Look, I know I’m not the poster child for tolerance myself. I find my own HBO habits leaning more to the likes of Bill Maher, who detests wokeism and all that it stands for and has drawn the increasing ire of many of those who have celebrated THE LAST OF US of late. Frankly, Maher’s tale of a University of Illinois-Chicago law professor who was suspended after he referenced in an exam the FIRST INITIALS of racial slurs as potential examples for lawsuits after intolerant students got their dander up about “being made to feel uncomfortable”, and was ordered to undergo sensitivity training and write several essays apologizing, resonated more with me personally than Offerman and Bartlett’s sharing of a tender kiss.

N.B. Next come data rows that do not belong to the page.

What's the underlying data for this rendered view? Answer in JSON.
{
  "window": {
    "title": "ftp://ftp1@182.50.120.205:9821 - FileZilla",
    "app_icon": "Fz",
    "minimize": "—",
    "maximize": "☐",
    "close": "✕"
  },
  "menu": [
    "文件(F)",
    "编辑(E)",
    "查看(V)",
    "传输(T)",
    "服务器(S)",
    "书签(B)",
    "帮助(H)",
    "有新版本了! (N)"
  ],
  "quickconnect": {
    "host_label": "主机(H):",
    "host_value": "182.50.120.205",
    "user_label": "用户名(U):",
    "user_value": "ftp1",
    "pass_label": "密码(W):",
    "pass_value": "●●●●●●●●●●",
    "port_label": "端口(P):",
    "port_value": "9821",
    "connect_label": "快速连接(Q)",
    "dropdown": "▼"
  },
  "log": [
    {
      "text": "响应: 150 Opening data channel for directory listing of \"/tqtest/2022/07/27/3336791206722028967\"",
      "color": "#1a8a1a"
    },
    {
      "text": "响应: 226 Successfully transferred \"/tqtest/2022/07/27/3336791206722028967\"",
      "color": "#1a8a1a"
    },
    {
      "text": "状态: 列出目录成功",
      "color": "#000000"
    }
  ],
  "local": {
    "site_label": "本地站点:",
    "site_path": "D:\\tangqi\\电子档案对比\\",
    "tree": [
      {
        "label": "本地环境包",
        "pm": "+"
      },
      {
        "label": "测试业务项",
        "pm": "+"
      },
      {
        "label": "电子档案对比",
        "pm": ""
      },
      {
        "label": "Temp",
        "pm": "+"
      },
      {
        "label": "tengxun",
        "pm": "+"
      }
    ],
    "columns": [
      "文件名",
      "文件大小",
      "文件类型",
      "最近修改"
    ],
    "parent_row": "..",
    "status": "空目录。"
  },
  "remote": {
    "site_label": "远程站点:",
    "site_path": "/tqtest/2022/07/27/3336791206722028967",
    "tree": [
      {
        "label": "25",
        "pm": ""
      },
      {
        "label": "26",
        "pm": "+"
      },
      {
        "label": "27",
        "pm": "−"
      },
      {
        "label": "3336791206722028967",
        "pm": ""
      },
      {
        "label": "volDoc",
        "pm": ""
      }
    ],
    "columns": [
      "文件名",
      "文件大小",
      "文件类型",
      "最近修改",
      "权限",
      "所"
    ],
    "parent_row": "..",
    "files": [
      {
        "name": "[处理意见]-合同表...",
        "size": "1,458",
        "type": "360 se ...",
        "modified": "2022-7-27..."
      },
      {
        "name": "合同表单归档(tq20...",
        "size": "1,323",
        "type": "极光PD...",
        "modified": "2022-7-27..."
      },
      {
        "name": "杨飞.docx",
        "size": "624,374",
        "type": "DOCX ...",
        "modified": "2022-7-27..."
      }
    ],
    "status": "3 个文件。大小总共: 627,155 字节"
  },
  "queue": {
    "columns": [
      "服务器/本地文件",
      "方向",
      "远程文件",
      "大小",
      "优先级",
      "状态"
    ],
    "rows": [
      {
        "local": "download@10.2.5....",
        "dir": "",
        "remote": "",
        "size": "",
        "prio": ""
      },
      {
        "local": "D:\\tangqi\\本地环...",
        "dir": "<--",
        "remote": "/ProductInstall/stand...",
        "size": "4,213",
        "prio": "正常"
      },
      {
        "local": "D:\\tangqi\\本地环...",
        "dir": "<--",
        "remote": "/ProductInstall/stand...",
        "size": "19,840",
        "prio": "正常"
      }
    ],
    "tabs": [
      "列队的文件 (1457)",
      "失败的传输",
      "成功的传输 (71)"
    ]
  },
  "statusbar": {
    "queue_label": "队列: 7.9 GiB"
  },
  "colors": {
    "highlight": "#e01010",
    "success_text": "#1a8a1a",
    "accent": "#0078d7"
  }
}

I’ve been a champion for letting facts speak more volumes than opinions, so when I try and explain how yet another show about zombies has become a Sunday night destination so soon after THE WALKING DEAD left the air, I look at the fact that the LAST OF US is based on a video game introduced a few years after TWD premiered, and yes, the facts bear out that the popularity of gaming is proportionately stronger among the LGBTQ community. Don’t believe me? Believe (if only this time) Nielsen:
Simulation games—those that span a super-category of immersive gameplay allowing users to simulate real world activities—inherently move at a different pace than role-playing, adventure and sports games, but they’re a go-to favorite among many players in a key gaming demographic: the LGBTQ+ community. In fact, Nielsen’s 2020 Games 360 Survey found that LGBTQ+ gamers are significantly more likely to play simulation games across all platforms than their non-LGBTQ+ counterparts.